-- SOURCE INFORMATION follows --

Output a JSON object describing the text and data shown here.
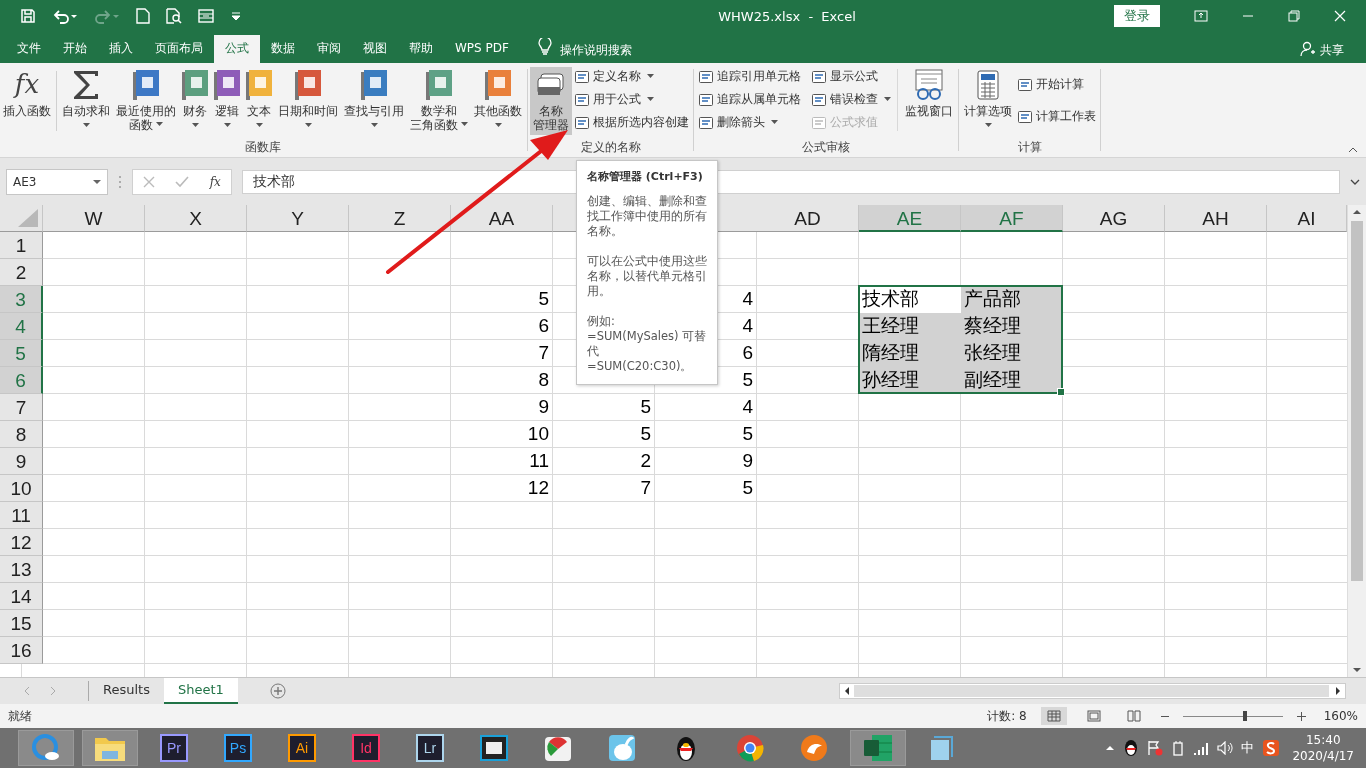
{
  "window": {
    "title": "WHW25.xlsx  -  Excel",
    "login_button": "登录"
  },
  "ribbon_tabs": [
    {
      "label": "文件",
      "selected": false
    },
    {
      "label": "开始",
      "selected": false
    },
    {
      "label": "插入",
      "selected": false
    },
    {
      "label": "页面布局",
      "selected": false
    },
    {
      "label": "公式",
      "selected": true
    },
    {
      "label": "数据",
      "selected": false
    },
    {
      "label": "审阅",
      "selected": false
    },
    {
      "label": "视图",
      "selected": false
    },
    {
      "label": "帮助",
      "selected": false
    },
    {
      "label": "WPS PDF",
      "selected": false
    }
  ],
  "tell_me": "操作说明搜索",
  "share": "共享",
  "ribbon_groups": [
    {
      "label": "函数库",
      "large": [
        {
          "lines": [
            "插入函数"
          ],
          "kind": "glyph",
          "glyph": "fx",
          "dropdown": false,
          "pressed": false
        },
        {
          "lines": [
            "自动求和"
          ],
          "kind": "sum",
          "dropdown": true,
          "pressed": false
        },
        {
          "lines": [
            "最近使用的",
            "函数"
          ],
          "kind": "book",
          "color": "#3d78c5",
          "dropdown": true,
          "pressed": false
        },
        {
          "lines": [
            "财务"
          ],
          "kind": "book",
          "color": "#5c9f7f",
          "dropdown": true,
          "pressed": false
        },
        {
          "lines": [
            "逻辑"
          ],
          "kind": "book",
          "color": "#8e5cb8",
          "dropdown": true,
          "pressed": false
        },
        {
          "lines": [
            "文本"
          ],
          "kind": "book",
          "color": "#f0b23c",
          "dropdown": true,
          "pressed": false
        },
        {
          "lines": [
            "日期和时间"
          ],
          "kind": "book",
          "color": "#d6583c",
          "dropdown": true,
          "pressed": false
        },
        {
          "lines": [
            "查找与引用"
          ],
          "kind": "book",
          "color": "#3a7dc0",
          "dropdown": true,
          "pressed": false
        },
        {
          "lines": [
            "数学和",
            "三角函数"
          ],
          "kind": "book",
          "color": "#5ea186",
          "dropdown": true,
          "pressed": false
        },
        {
          "lines": [
            "其他函数"
          ],
          "kind": "book",
          "color": "#e9803b",
          "dropdown": true,
          "pressed": false
        }
      ]
    },
    {
      "label": "定义的名称",
      "large": [
        {
          "lines": [
            "名称",
            "管理器"
          ],
          "kind": "names",
          "dropdown": false,
          "pressed": true
        }
      ],
      "small": [
        {
          "label": "定义名称",
          "dropdown": true,
          "disabled": false
        },
        {
          "label": "用于公式",
          "dropdown": true,
          "disabled": false
        },
        {
          "label": "根据所选内容创建",
          "dropdown": false,
          "disabled": false
        }
      ]
    },
    {
      "label": "公式审核",
      "small": [
        {
          "label": "追踪引用单元格",
          "dropdown": false,
          "disabled": false
        },
        {
          "label": "追踪从属单元格",
          "dropdown": false,
          "disabled": false
        },
        {
          "label": "删除箭头",
          "dropdown": true,
          "disabled": false
        },
        {
          "label": "显示公式",
          "dropdown": false,
          "disabled": false
        },
        {
          "label": "错误检查",
          "dropdown": true,
          "disabled": false
        },
        {
          "label": "公式求值",
          "dropdown": false,
          "disabled": true
        }
      ],
      "after": [
        {
          "lines": [
            "监视窗口"
          ],
          "kind": "watch",
          "dropdown": false,
          "pressed": false
        }
      ]
    },
    {
      "label": "计算",
      "large": [
        {
          "lines": [
            "计算选项"
          ],
          "kind": "calc",
          "dropdown": true,
          "pressed": false
        }
      ],
      "small": [
        {
          "label": "开始计算",
          "dropdown": false,
          "disabled": false
        },
        {
          "label": "计算工作表",
          "dropdown": false,
          "disabled": false
        }
      ]
    }
  ],
  "formula_bar": {
    "name_box": "AE3",
    "fx": "fx",
    "formula": "技术部"
  },
  "tooltip": {
    "title": "名称管理器 (Ctrl+F3)",
    "paragraphs": [
      "创建、编辑、删除和查找工作簿中使用的所有名称。",
      "可以在公式中使用这些名称，以替代单元格引用。",
      "例如:\n=SUM(MySales) 可替代\n=SUM(C20:C30)。"
    ]
  },
  "columns": [
    {
      "label": "W",
      "selected": false
    },
    {
      "label": "X",
      "selected": false
    },
    {
      "label": "Y",
      "selected": false
    },
    {
      "label": "Z",
      "selected": false
    },
    {
      "label": "AA",
      "selected": false
    },
    {
      "selected": false
    },
    {
      "selected": false
    },
    {
      "label": "AD",
      "selected": false
    },
    {
      "label": "AE",
      "selected": true
    },
    {
      "label": "AF",
      "selected": true
    },
    {
      "label": "AG",
      "selected": false
    },
    {
      "label": "AH",
      "selected": false
    },
    {
      "label": "AI",
      "selected": false
    }
  ],
  "rows": [
    {
      "label": "1",
      "selected": false
    },
    {
      "label": "2",
      "selected": false
    },
    {
      "label": "3",
      "selected": true,
      "cells": [
        null,
        null,
        null,
        null,
        {
          "value": "5",
          "kind": "number"
        },
        null,
        {
          "value": "4",
          "kind": "number"
        },
        null,
        {
          "value": "技术部",
          "kind": "text",
          "active": true
        },
        {
          "value": "产品部",
          "kind": "text",
          "active": false
        }
      ]
    },
    {
      "label": "4",
      "selected": true,
      "cells": [
        null,
        null,
        null,
        null,
        {
          "value": "6",
          "kind": "number"
        },
        null,
        {
          "value": "4",
          "kind": "number"
        },
        null,
        {
          "value": "王经理",
          "kind": "text",
          "active": false
        },
        {
          "value": "蔡经理",
          "kind": "text",
          "active": false
        }
      ]
    },
    {
      "label": "5",
      "selected": true,
      "cells": [
        null,
        null,
        null,
        null,
        {
          "value": "7",
          "kind": "number"
        },
        null,
        {
          "value": "6",
          "kind": "number"
        },
        null,
        {
          "value": "隋经理",
          "kind": "text",
          "active": false
        },
        {
          "value": "张经理",
          "kind": "text",
          "active": false
        }
      ]
    },
    {
      "label": "6",
      "selected": true,
      "cells": [
        null,
        null,
        null,
        null,
        {
          "value": "8",
          "kind": "number"
        },
        null,
        {
          "value": "5",
          "kind": "number"
        },
        null,
        {
          "value": "孙经理",
          "kind": "text",
          "active": false
        },
        {
          "value": "副经理",
          "kind": "text",
          "active": false
        }
      ]
    },
    {
      "label": "7",
      "selected": false,
      "cells": [
        null,
        null,
        null,
        null,
        {
          "value": "9",
          "kind": "number"
        },
        {
          "value": "5",
          "kind": "number"
        },
        {
          "value": "4",
          "kind": "number"
        }
      ]
    },
    {
      "label": "8",
      "selected": false,
      "cells": [
        null,
        null,
        null,
        null,
        {
          "value": "10",
          "kind": "number"
        },
        {
          "value": "5",
          "kind": "number"
        },
        {
          "value": "5",
          "kind": "number"
        }
      ]
    },
    {
      "label": "9",
      "selected": false,
      "cells": [
        null,
        null,
        null,
        null,
        {
          "value": "11",
          "kind": "number"
        },
        {
          "value": "2",
          "kind": "number"
        },
        {
          "value": "9",
          "kind": "number"
        }
      ]
    },
    {
      "label": "10",
      "selected": false,
      "cells": [
        null,
        null,
        null,
        null,
        {
          "value": "12",
          "kind": "number"
        },
        {
          "value": "7",
          "kind": "number"
        },
        {
          "value": "5",
          "kind": "number"
        }
      ]
    },
    {
      "label": "11",
      "selected": false
    },
    {
      "label": "12",
      "selected": false
    },
    {
      "label": "13",
      "selected": false
    },
    {
      "label": "14",
      "selected": false
    },
    {
      "label": "15",
      "selected": false
    },
    {
      "label": "16",
      "selected": false
    }
  ],
  "sheet_tabs": [
    {
      "label": "Results",
      "selected": false
    },
    {
      "label": "Sheet1",
      "selected": true
    }
  ],
  "status_bar": {
    "state": "就绪",
    "count": "计数: 8",
    "zoom": "160%",
    "level": 0.6
  },
  "taskbar": {
    "apps": [
      {
        "kind": "browser",
        "active": true
      },
      {
        "kind": "folder",
        "active": true
      },
      {
        "kind": "letters",
        "label": "Pr",
        "color": "#9999ff",
        "active": false
      },
      {
        "kind": "letters",
        "label": "Ps",
        "color": "#31a8ff",
        "active": false
      },
      {
        "kind": "letters",
        "label": "Ai",
        "color": "#ff9a00",
        "active": false
      },
      {
        "kind": "letters",
        "label": "Id",
        "color": "#ff3366",
        "active": false
      },
      {
        "kind": "letters",
        "label": "Lr",
        "color": "#add5ec",
        "active": false
      },
      {
        "kind": "film",
        "active": false
      },
      {
        "kind": "pie",
        "active": false
      },
      {
        "kind": "bunny",
        "active": false
      },
      {
        "kind": "penguin",
        "active": false
      },
      {
        "kind": "chrome",
        "active": false
      },
      {
        "kind": "cat",
        "active": false
      },
      {
        "kind": "sheet",
        "active": true
      },
      {
        "kind": "notepad",
        "active": false
      }
    ],
    "ime": "中",
    "time": "15:40",
    "date": "2020/4/17"
  }
}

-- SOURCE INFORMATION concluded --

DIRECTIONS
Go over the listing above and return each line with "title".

SOLVED PROBLEM
    "title": "WHW25.xlsx  -  Excel",
    "title": "名称管理器 (Ctrl+F3)",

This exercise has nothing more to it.